* [DATA RECORDS]
□ □ □ □
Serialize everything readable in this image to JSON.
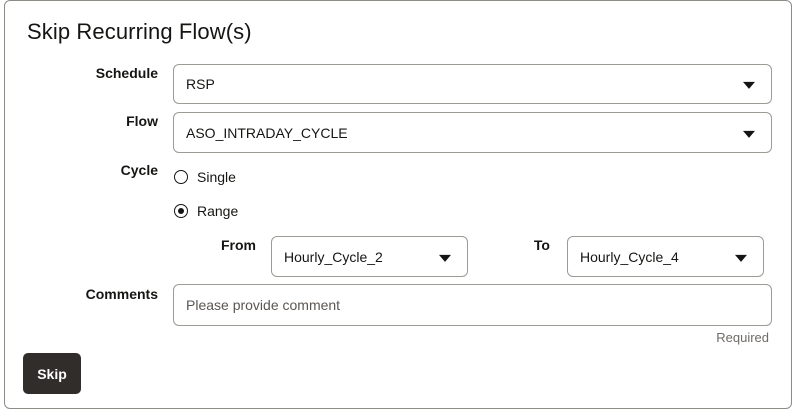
{
  "dialog": {
    "title": "Skip Recurring Flow(s)"
  },
  "form": {
    "schedule": {
      "label": "Schedule",
      "value": "RSP"
    },
    "flow": {
      "label": "Flow",
      "value": "ASO_INTRADAY_CYCLE"
    },
    "cycle": {
      "label": "Cycle",
      "options": [
        {
          "label": "Single",
          "selected": false
        },
        {
          "label": "Range",
          "selected": true
        }
      ],
      "from": {
        "label": "From",
        "value": "Hourly_Cycle_2"
      },
      "to": {
        "label": "To",
        "value": "Hourly_Cycle_4"
      }
    },
    "comments": {
      "label": "Comments",
      "value": "",
      "placeholder": "Please provide comment",
      "helper": "Required"
    }
  },
  "actions": {
    "skip_label": "Skip"
  },
  "icons": {
    "dropdown": "chevron-down-icon",
    "radio": "radio-icon"
  }
}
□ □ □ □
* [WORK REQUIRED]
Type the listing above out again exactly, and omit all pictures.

* [ANSWER BOX]
Serialize everything readable in this image to JSON.
{
  "dialog": {
    "title": "Skip Recurring Flow(s)"
  },
  "form": {
    "schedule": {
      "label": "Schedule",
      "value": "RSP"
    },
    "flow": {
      "label": "Flow",
      "value": "ASO_INTRADAY_CYCLE"
    },
    "cycle": {
      "label": "Cycle",
      "options": [
        {
          "label": "Single",
          "selected": false
        },
        {
          "label": "Range",
          "selected": true
        }
      ],
      "from": {
        "label": "From",
        "value": "Hourly_Cycle_2"
      },
      "to": {
        "label": "To",
        "value": "Hourly_Cycle_4"
      }
    },
    "comments": {
      "label": "Comments",
      "value": "",
      "placeholder": "Please provide comment",
      "helper": "Required"
    }
  },
  "actions": {
    "skip_label": "Skip"
  },
  "icons": {
    "dropdown": "chevron-down-icon",
    "radio": "radio-icon"
  }
}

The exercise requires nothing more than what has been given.